## TASK STATEMENT
Leaving out every picture, output the records below exactly as they are.

(SUPPLIED DATA)

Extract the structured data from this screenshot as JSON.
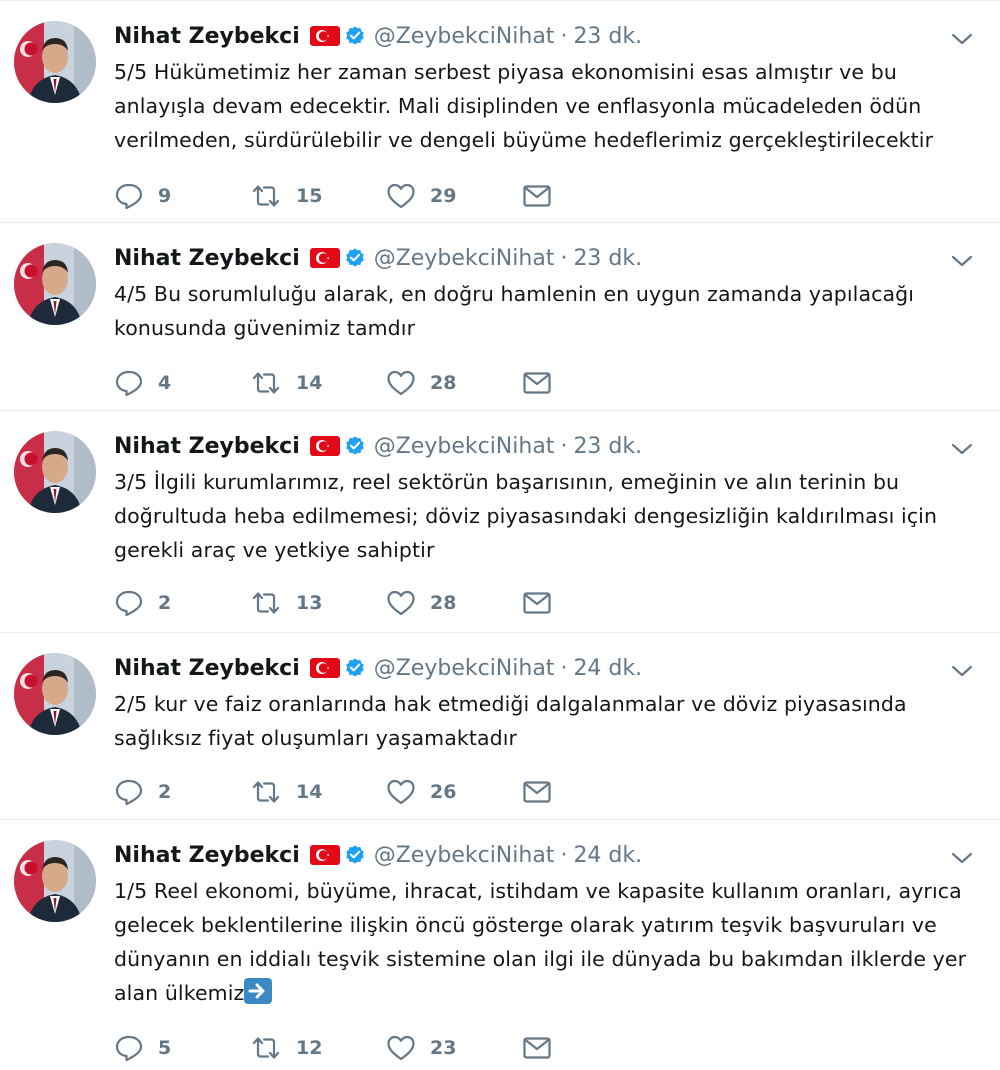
{
  "author": {
    "name": "Nihat Zeybekci",
    "handle": "@ZeybekciNihat",
    "flag_icon": "turkey-flag-icon",
    "verified_icon": "verified-badge-icon"
  },
  "colors": {
    "text": "#14171a",
    "secondary": "#657786",
    "verified": "#1da1f2",
    "flag_red": "#e30a17",
    "divider": "#e6ecf0"
  },
  "tweets": [
    {
      "time": "23 dk.",
      "text": "5/5 Hükümetimiz her zaman serbest piyasa ekonomisini esas almıştır ve bu\nanlayışla devam edecektir. Mali disiplinden ve enflasyonla mücadeleden ödün\nverilmeden, sürdürülebilir ve dengeli büyüme hedeflerimiz gerçekleştirilecektir",
      "replies": "9",
      "retweets": "15",
      "likes": "29"
    },
    {
      "time": "23 dk.",
      "text": "4/5 Bu sorumluluğu alarak, en doğru hamlenin en uygun zamanda yapılacağı\nkonusunda güvenimiz tamdır",
      "replies": "4",
      "retweets": "14",
      "likes": "28"
    },
    {
      "time": "23 dk.",
      "text": "3/5 İlgili kurumlarımız, reel sektörün başarısının, emeğinin ve alın terinin bu\ndoğrultuda heba edilmemesi; döviz piyasasındaki dengesizliğin kaldırılması için\ngerekli araç ve yetkiye sahiptir",
      "replies": "2",
      "retweets": "13",
      "likes": "28"
    },
    {
      "time": "24 dk.",
      "text": "2/5 kur ve faiz oranlarında hak etmediği dalgalanmalar ve döviz piyasasında\nsağlıksız fiyat oluşumları yaşamaktadır",
      "replies": "2",
      "retweets": "14",
      "likes": "26"
    },
    {
      "time": "24 dk.",
      "text": "1/5 Reel ekonomi, büyüme, ihracat, istihdam ve kapasite kullanım oranları, ayrıca\ngelecek beklentilerine ilişkin öncü gösterge olarak yatırım teşvik başvuruları ve\ndünyanın en iddialı teşvik sistemine olan ilgi ile dünyada bu bakımdan ilklerde yer\nalan ülkemiz",
      "emoji": "right-arrow-emoji-icon",
      "replies": "5",
      "retweets": "12",
      "likes": "23"
    }
  ]
}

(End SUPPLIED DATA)

## FINAL ANSWER
Extract the structured data from this screenshot as JSON.
{
  "author": {
    "name": "Nihat Zeybekci",
    "handle": "@ZeybekciNihat",
    "flag_icon": "turkey-flag-icon",
    "verified_icon": "verified-badge-icon"
  },
  "colors": {
    "text": "#14171a",
    "secondary": "#657786",
    "verified": "#1da1f2",
    "flag_red": "#e30a17",
    "divider": "#e6ecf0"
  },
  "tweets": [
    {
      "time": "23 dk.",
      "text": "5/5 Hükümetimiz her zaman serbest piyasa ekonomisini esas almıştır ve bu\nanlayışla devam edecektir. Mali disiplinden ve enflasyonla mücadeleden ödün\nverilmeden, sürdürülebilir ve dengeli büyüme hedeflerimiz gerçekleştirilecektir",
      "replies": "9",
      "retweets": "15",
      "likes": "29"
    },
    {
      "time": "23 dk.",
      "text": "4/5 Bu sorumluluğu alarak, en doğru hamlenin en uygun zamanda yapılacağı\nkonusunda güvenimiz tamdır",
      "replies": "4",
      "retweets": "14",
      "likes": "28"
    },
    {
      "time": "23 dk.",
      "text": "3/5 İlgili kurumlarımız, reel sektörün başarısının, emeğinin ve alın terinin bu\ndoğrultuda heba edilmemesi; döviz piyasasındaki dengesizliğin kaldırılması için\ngerekli araç ve yetkiye sahiptir",
      "replies": "2",
      "retweets": "13",
      "likes": "28"
    },
    {
      "time": "24 dk.",
      "text": "2/5 kur ve faiz oranlarında hak etmediği dalgalanmalar ve döviz piyasasında\nsağlıksız fiyat oluşumları yaşamaktadır",
      "replies": "2",
      "retweets": "14",
      "likes": "26"
    },
    {
      "time": "24 dk.",
      "text": "1/5 Reel ekonomi, büyüme, ihracat, istihdam ve kapasite kullanım oranları, ayrıca\ngelecek beklentilerine ilişkin öncü gösterge olarak yatırım teşvik başvuruları ve\ndünyanın en iddialı teşvik sistemine olan ilgi ile dünyada bu bakımdan ilklerde yer\nalan ülkemiz",
      "emoji": "right-arrow-emoji-icon",
      "replies": "5",
      "retweets": "12",
      "likes": "23"
    }
  ]
}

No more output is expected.